The Waco Independent School District (Waco ISD), like many urban school districts serving low-income students, is under great pressure from state education officials to dramatically improve outcomes. Based on the district's poor showing on state achievement tests in the last five years, the district has an end-of-school-year deadline to demonstrate progress or face a forced major restructuring of how education is provided within this Texas city. In reaction, school district leadership is trying to finalize a partnership with a community-based nonprofit to implement an all natural approach to their educational challenge.
School district leaders notice that student performance is impacted by forces that go well beyond what happens just within each school's walls. In an October community meeting held included in the planning process, the district's superintendent, A. Marcus Nelson, told a packed audience, \”That's why we push our kids so difficult. We have very little charge of the things they go home to. I know kids in Waco ISD at this time the biggest problem they've is, are they likely to go to Texas Tech or are they likely to Texas A&M? But sitting right alongside that student is a student who has no home support. They go home, and they are the oldest in their family and have to take care of their siblings. With that kid, you have to level the playing field and also have to visualize personal responsibility, this kid needs more support and help.\”
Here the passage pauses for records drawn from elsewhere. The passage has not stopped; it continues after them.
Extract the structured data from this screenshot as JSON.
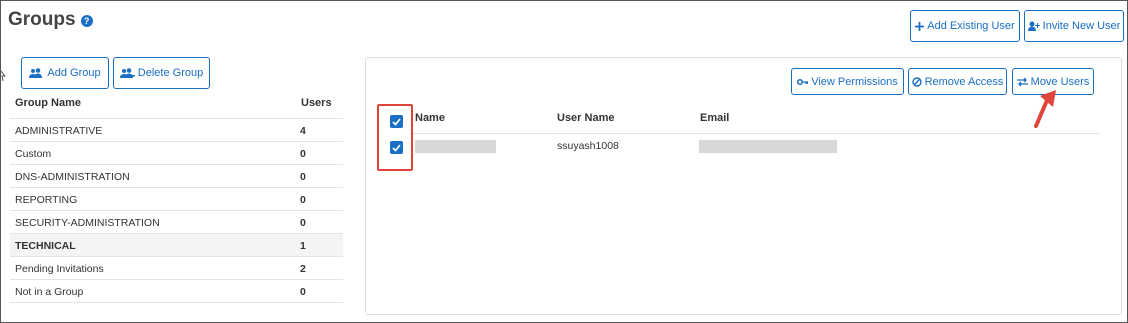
{
  "header": {
    "title": "Groups"
  },
  "top_actions": {
    "add_existing_user": "Add Existing User",
    "invite_new_user": "Invite New User"
  },
  "group_actions": {
    "add_group": "Add Group",
    "delete_group": "Delete Group"
  },
  "groups_table": {
    "col_name": "Group Name",
    "col_users": "Users",
    "rows": [
      {
        "name": "ADMINISTRATIVE",
        "users": "4"
      },
      {
        "name": "Custom",
        "users": "0"
      },
      {
        "name": "DNS-ADMINISTRATION",
        "users": "0"
      },
      {
        "name": "REPORTING",
        "users": "0"
      },
      {
        "name": "SECURITY-ADMINISTRATION",
        "users": "0"
      },
      {
        "name": "TECHNICAL",
        "users": "1",
        "selected": true
      },
      {
        "name": "Pending Invitations",
        "users": "2"
      },
      {
        "name": "Not in a Group",
        "users": "0"
      }
    ]
  },
  "user_actions": {
    "view_permissions": "View Permissions",
    "remove_access": "Remove Access",
    "move_users": "Move Users"
  },
  "users_table": {
    "col_name": "Name",
    "col_username": "User Name",
    "col_email": "Email",
    "rows": [
      {
        "name": "",
        "username": "ssuyash1008",
        "email": ""
      }
    ]
  },
  "colors": {
    "accent": "#1a6fc4",
    "highlight": "#e0453c"
  }
}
The actions being threatened by Texas education officials are similar to those that have been tried in struggling districts across the nation. The district can be instructed to relinquish charge of five of the lowest performing schools, with programs that provide about 16 percent of their student population, and switch them over to independent charter school managers. More drastically, the state could disband the board and assume direct control of some or all of Waco's public school system, creating what has become known in Louisiana like a \”recovery school district.\” In the two cases, local charge of schools is diminished to acquire solutions that have not proved successful in other locations.
In response, the district is partnering with Prosper Waco to create a comprehensive community school approach. According to the Waco Tribune-Herald, the arrangement allows Prosper Waco to do what it really does best and \”coordinate services for college students, while leaving the majority of the management to Waco ISD.-The arrangement would involve an increased focus on the needs, both in and out of the classroom.\”
Unlike other communities where schools happen to be turned over to personal organizations (nonprofit or for-profit) to operate as independent charter schools, the Waco idea seeks to draw around the unique strengths of the nonprofit organization to boost the present operation of the school. Matthew Polk, Waco ISD's executive director, shared with the Tribune-Herald his vision of the emerging partnership:
This is something educators discuss all the time. They talk about a holistic approach to education. Educators who're teaching and serving in Waco ISD be aware of impact of poverty on the kids they serve and their academic performance-It's an excessive amount of to inquire about educators who are running a school, who're preparing lessons every day and teaching kids, also to be social workers, also to try to figure out this complete maze of organizations and programs in the community that will help their kids.
Prosper Waco brings assets to the table. Formed in 2021 \”to build an atmosphere in which all members of our Waco community are able to measurably improve their education, health, and financial security,\” PW sees itself as organizing its community partners to do what no single organization can do alone. Prosper Waco spokeswoman Christina Helmick told the Tribune-Herald that \”We don't have to go outside to look for other things we need to generate. We have everything we want right here in Waco. It is simply we need to take it all together in a coordinated way.\”
The WISD-Progress Waco partnership can comprehensively address the needs of the children they serve and mitigate the negative impact of poverty, homelessness, and bias while retaining local charge of schools. It will work when the resources are sufficient to satisfy the promise and the community remains an active part of the equation. Martin Blank, president of the Institute for Educational Leadership, emphasized in the Huffington Post that \”community schools do concentrate on organizing health insurance and social supports, but family and community engagement, along with a robust curriculum with expanded learning opportunities during and past the school day will also be part the equation.\” As currently envisioned, Waco students may benefit from this comprehensive vision staying at the core of the reinvigorated schools.